Look for the word "cost" in the material below. Copy each line that has it.
———
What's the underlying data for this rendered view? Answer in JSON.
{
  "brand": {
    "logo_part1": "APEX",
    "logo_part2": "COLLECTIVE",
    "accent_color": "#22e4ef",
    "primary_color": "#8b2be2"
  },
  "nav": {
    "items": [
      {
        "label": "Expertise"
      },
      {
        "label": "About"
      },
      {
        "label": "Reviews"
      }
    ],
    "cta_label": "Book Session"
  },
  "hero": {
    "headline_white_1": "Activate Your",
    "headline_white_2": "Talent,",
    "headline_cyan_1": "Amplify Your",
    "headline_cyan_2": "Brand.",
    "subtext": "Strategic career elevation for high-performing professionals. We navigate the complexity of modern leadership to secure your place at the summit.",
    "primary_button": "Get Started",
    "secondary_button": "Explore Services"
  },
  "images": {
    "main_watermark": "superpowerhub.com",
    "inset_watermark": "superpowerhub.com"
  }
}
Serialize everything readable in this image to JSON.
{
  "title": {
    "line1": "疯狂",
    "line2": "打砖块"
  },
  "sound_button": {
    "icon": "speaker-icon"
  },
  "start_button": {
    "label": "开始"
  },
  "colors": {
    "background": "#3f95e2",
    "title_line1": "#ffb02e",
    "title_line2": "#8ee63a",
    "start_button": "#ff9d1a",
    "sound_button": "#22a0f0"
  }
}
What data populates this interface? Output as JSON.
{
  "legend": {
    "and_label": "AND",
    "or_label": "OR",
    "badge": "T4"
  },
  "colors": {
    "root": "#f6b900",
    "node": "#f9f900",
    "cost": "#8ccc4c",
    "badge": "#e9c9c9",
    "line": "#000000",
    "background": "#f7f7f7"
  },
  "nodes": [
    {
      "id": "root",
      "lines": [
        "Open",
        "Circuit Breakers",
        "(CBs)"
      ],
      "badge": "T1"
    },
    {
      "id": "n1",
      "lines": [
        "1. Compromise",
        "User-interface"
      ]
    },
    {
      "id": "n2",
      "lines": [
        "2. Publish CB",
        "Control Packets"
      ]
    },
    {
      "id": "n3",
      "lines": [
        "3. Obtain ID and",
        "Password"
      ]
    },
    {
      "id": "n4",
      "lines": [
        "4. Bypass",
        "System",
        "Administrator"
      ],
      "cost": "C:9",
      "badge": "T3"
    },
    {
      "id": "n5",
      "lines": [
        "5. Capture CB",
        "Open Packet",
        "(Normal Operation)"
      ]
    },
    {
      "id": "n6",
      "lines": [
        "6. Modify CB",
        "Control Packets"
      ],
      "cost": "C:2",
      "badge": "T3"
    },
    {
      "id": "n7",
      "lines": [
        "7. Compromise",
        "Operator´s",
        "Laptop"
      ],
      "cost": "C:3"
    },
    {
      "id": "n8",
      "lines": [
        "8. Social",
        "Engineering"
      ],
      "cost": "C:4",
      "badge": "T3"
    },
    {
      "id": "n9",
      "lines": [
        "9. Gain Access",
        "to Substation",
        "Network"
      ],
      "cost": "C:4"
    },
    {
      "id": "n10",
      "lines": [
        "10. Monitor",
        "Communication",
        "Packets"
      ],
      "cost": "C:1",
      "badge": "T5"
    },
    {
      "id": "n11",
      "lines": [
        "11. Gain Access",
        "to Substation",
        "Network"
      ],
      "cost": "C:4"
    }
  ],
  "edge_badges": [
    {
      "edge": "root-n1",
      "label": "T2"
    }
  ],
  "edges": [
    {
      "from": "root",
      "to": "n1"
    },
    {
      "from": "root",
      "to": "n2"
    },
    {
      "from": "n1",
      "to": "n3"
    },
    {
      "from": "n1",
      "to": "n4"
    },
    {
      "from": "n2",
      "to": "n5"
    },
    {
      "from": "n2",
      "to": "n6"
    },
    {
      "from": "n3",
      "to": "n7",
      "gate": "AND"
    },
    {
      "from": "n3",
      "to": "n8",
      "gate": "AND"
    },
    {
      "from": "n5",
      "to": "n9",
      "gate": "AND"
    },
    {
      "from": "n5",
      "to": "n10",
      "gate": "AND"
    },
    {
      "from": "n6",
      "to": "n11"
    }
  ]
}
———
_Response area_.
    "cost": "#8ccc4c",
      "cost": "C:9",
      "cost": "C:2",
      "cost": "C:3"
      "cost": "C:4",
      "cost": "C:4"
      "cost": "C:1",
      "cost": "C:4"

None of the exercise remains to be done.